Health Statistics

Local Statistics

26.8% of Amarillo citizens are uninsured or do not have access to health care.

Uninsured in Potter and Randall counties:

32.3% of Potter county residents are uninsured.

21.3% of Randall county residents are uninsured.

State Statistics

In 2013, states with the highest percentage of uninsured residents:
Texas (28.8%), Louisiana (24.0%), Nevada (23.3%), and California (23.2%), Florida (22.8%), Georgia (22.5%), Arkansas (21.9%), Alaska (21.8%), Mississippi (21.7%), Oklahoma (21.4%).

In 2013, states with the lowest percentage of uninsured residents: Massachusetts (4.5%), Vermont (9.2%), Delaware (9.6%), Connecticut (9.9%), Hawaii (10.5%), Minnesota (11.5%), Iowa (11.8%), Wisconsin (11.8%), Pennsylvania (11.8%), Maryland (12.3%).

2010 Uninsured Statistics

The uninsured in the United States is 15.5%.

Medicaid covered 21% of the U.S. population.
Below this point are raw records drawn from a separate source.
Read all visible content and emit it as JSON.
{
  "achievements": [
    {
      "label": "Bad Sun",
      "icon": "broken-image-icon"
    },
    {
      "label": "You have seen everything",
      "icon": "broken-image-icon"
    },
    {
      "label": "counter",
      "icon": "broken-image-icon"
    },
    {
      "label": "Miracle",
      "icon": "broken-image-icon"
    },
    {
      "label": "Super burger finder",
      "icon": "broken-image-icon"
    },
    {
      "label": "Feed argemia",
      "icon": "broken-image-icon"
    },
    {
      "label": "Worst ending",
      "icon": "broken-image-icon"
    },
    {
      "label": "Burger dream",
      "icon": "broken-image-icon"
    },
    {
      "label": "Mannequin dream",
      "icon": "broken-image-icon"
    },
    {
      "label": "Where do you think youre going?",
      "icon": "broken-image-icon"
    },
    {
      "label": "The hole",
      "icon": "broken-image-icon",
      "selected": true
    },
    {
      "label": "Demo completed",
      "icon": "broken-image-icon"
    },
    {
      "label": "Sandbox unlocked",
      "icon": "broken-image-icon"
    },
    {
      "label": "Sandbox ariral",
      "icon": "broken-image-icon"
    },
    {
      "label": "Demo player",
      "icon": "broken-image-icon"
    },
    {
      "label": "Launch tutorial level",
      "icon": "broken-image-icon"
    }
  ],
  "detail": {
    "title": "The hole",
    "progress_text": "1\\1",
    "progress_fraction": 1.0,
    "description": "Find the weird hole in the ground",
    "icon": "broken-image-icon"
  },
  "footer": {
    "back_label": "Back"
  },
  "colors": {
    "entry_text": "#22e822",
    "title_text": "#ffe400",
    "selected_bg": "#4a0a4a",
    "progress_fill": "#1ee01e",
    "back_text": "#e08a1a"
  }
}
Qualification is based on both income and categories of eligibility: children, their parents, and disabled individuals.

6 out of 10 of the uninsured came from working families.

40% of the uninsured are from low-income families or low-income individuals.

70% of the nonelderly adult population accounted for nearly 80% of the uninsured.

79% of the uninsured were American citizens.

There was an increase in the number of uninsured, between 2000 and 2003, of 5 million.

Employer-sponsored health insurance of the nonelderly decreased for the first time in 2001 since 1993, the decrease was from 66% in 2000 to 62% (160 million) by 2003.

Blue-collar jobs comprise 80% of uninsured workers.

Children are half of all Medicaid beneficiaries.

In 2004, a family of three with a working full-time parent earning minimum wage could not qualify for Medicaid in 25 states.

Consequences of the Uninsured

In 2011, 47.9% of non-elderly adults without health care coverage nationally, compared with 8.6% of adults with health care coverage, were unable to see a doctor when needed due to cost in the past twelve months.

The uninsured, when hospitalized, are more likely to receive fewer services and to die in the hospital than are insured patients.

Improving overall health having health insurance could reduce mortality rates of the uninsured by 10-15%.

In 2008, the cost of uncompensated care was estimated at $56 billion.